Strep is diagnosed via a throat culture. A health care professional uses a cotton swab to collect a few cells from the back of the throat. This sample is then tested for the presence of streptococcal bacteria. Drugstore-based clinics, such as the Walgreens Take Care Clinic, often offer strep tests that are faster and much less expensive than those done by private labs.


Antibiotic treatment is the only cure for strep. Most often, a health care provider will prescribe penicillin or one of it’s derivatives, though other options, such as cephalexin, are also available for those who have a penicillin allergy. These drugs cost less than $5 for a standard 10-day regimen.

It is vitally important that the patient finish taking all of his or her antibiotics (even after symptoms disappear). This not only prevents the creation of an antibiotic-resistant strain of bacteria, it keeps the patient from getting sick all over again.

Dealing with Pain

Antibiotics do not provide immediate relief from the pain caused by strep. For that, there is “Magic Mouthwash.” “Magic Mouthwash” is a mix of equal parts of viscous lidocaine, benedryl, and mallox. It is available by prescription only, and usually must be made by the pharmacy, though it costs less than $10 if the generic versions of the ingredients are used.

Magic Mouthwash numbs on contact, but since it contains large amounts of benedryl, it should not be swallowed. For those who are unsually sensative, Magic Mouthwash can also disable the gag reflex, which can make people feel like they are choking. Patients should use half or a quarter of the recommend amount until they know how they will react, or try natural sore throat treatments like hot water with honey and lemon juice.


Healthwise Staff. (2008, 8 August). Strep Throat: Topic Overview. WebMD. Retrieved 7 July, 2010 from https://www.webmd.com/oral-health/tc/strep-throat-topic-overview
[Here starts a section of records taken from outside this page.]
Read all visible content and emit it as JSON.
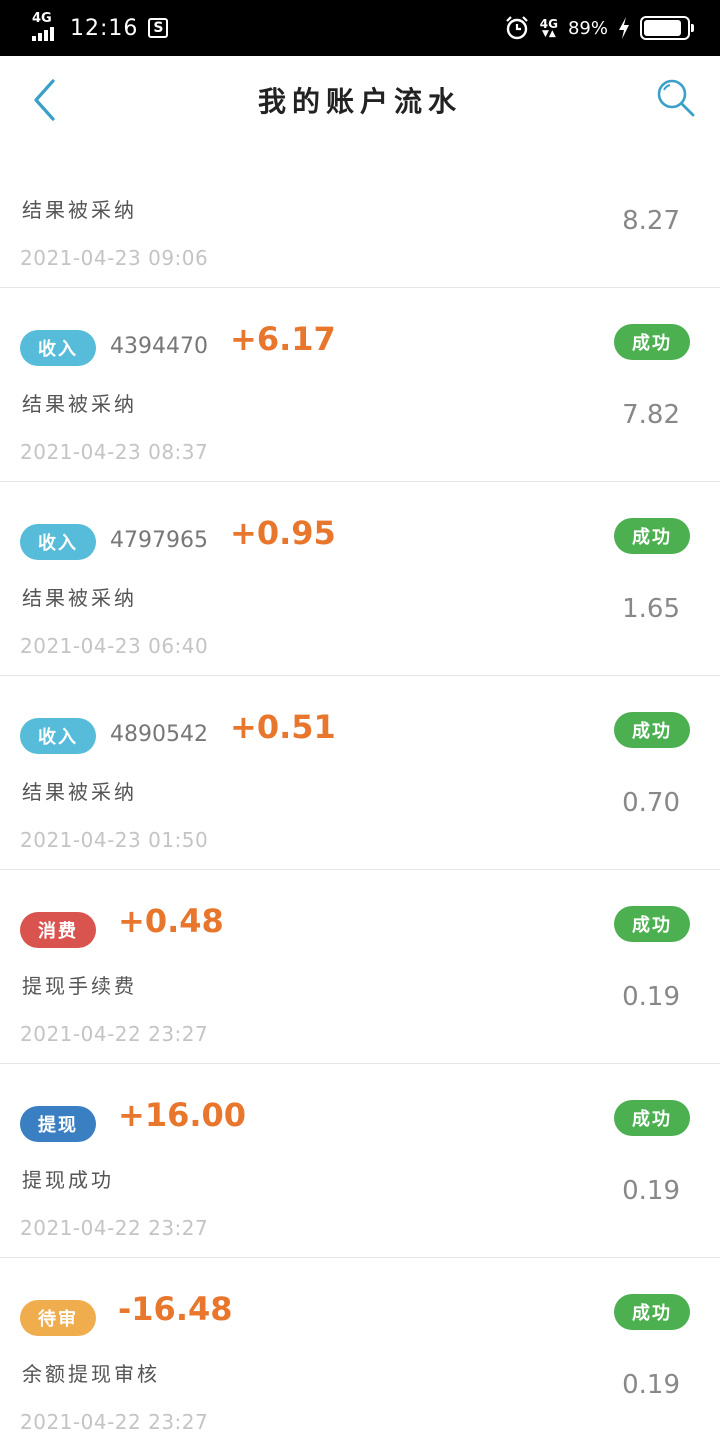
{
  "status_bar": {
    "network": "4G",
    "time": "12:16",
    "s_icon": "S",
    "network_right": "4G",
    "battery": "89%"
  },
  "header": {
    "title": "我的账户流水"
  },
  "colors": {
    "income": "#56bcd9",
    "consume": "#d9534f",
    "withdraw": "#3a7fc1",
    "review": "#f0ad4e",
    "success": "#4caf50",
    "amount": "#e8762c",
    "accent": "#3aa0c8"
  },
  "records": [
    {
      "tag": "",
      "tag_color": "#56bcd9",
      "id": "",
      "amount": "",
      "status": "",
      "desc": "结果被采纳",
      "balance": "8.27",
      "time": "2021-04-23 09:06"
    },
    {
      "tag": "收入",
      "tag_color": "#56bcd9",
      "id": "4394470",
      "amount": "+6.17",
      "status": "成功",
      "desc": "结果被采纳",
      "balance": "7.82",
      "time": "2021-04-23 08:37"
    },
    {
      "tag": "收入",
      "tag_color": "#56bcd9",
      "id": "4797965",
      "amount": "+0.95",
      "status": "成功",
      "desc": "结果被采纳",
      "balance": "1.65",
      "time": "2021-04-23 06:40"
    },
    {
      "tag": "收入",
      "tag_color": "#56bcd9",
      "id": "4890542",
      "amount": "+0.51",
      "status": "成功",
      "desc": "结果被采纳",
      "balance": "0.70",
      "time": "2021-04-23 01:50"
    },
    {
      "tag": "消费",
      "tag_color": "#d9534f",
      "id": "",
      "amount": "+0.48",
      "status": "成功",
      "desc": "提现手续费",
      "balance": "0.19",
      "time": "2021-04-22 23:27"
    },
    {
      "tag": "提现",
      "tag_color": "#3a7fc1",
      "id": "",
      "amount": "+16.00",
      "status": "成功",
      "desc": "提现成功",
      "balance": "0.19",
      "time": "2021-04-22 23:27"
    },
    {
      "tag": "待审",
      "tag_color": "#f0ad4e",
      "id": "",
      "amount": "-16.48",
      "status": "成功",
      "desc": "余额提现审核",
      "balance": "0.19",
      "time": "2021-04-22 23:27"
    }
  ]
}
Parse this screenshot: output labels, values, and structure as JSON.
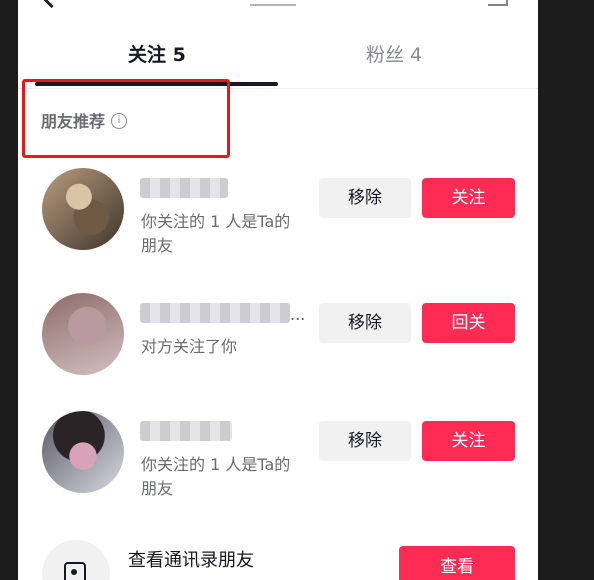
{
  "tabs": {
    "following": "关注 5",
    "fans": "粉丝 4"
  },
  "section": {
    "label": "朋友推荐",
    "info_glyph": "i"
  },
  "rows": [
    {
      "subtitle": "你关注的 1 人是Ta的朋友",
      "remove_label": "移除",
      "action_label": "关注"
    },
    {
      "name_ellipsis": "...",
      "subtitle": "对方关注了你",
      "remove_label": "移除",
      "action_label": "回关"
    },
    {
      "subtitle": "你关注的 1 人是Ta的朋友",
      "remove_label": "移除",
      "action_label": "关注"
    }
  ],
  "contacts": {
    "label": "查看通讯录朋友",
    "button_label": "查看"
  },
  "colors": {
    "accent": "#fe2c55",
    "highlight": "#e8171d",
    "text_primary": "#161823",
    "text_secondary": "#6b6c72",
    "button_gray": "#f1f1f2"
  }
}
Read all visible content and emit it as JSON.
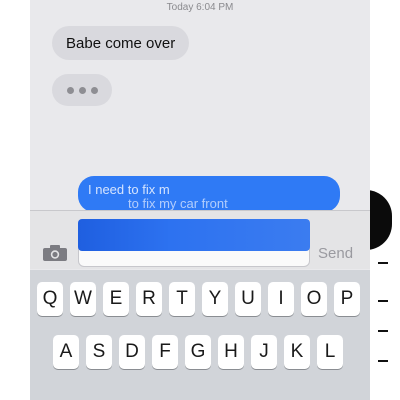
{
  "status": {
    "timestamp": "Today 6:04 PM"
  },
  "conversation": {
    "incoming_message": "Babe come over",
    "typing_indicator_icon": "ellipsis-typing-icon",
    "outgoing_line_1": "I need to fix m",
    "outgoing_line_2": "to fix my car front"
  },
  "composer": {
    "camera_icon": "camera-icon",
    "send_label": "Send"
  },
  "keyboard": {
    "row1": [
      "Q",
      "W",
      "E",
      "R",
      "T",
      "Y",
      "U",
      "I",
      "O",
      "P"
    ],
    "row2": [
      "A",
      "S",
      "D",
      "F",
      "G",
      "H",
      "J",
      "K",
      "L"
    ]
  },
  "colors": {
    "outgoing_bubble": "#2f7af5",
    "incoming_bubble": "#d9d9de",
    "keyboard_bg": "#d1d4d9"
  }
}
MayoClinic Staff. (2010, 8 April). Strep Throat. MayoClinic.com. Retrieved 7 July, 2010 from https://www.mayoclinic.com/health/strep-throat/DS00260/DSECTION=tests-and-diagnosis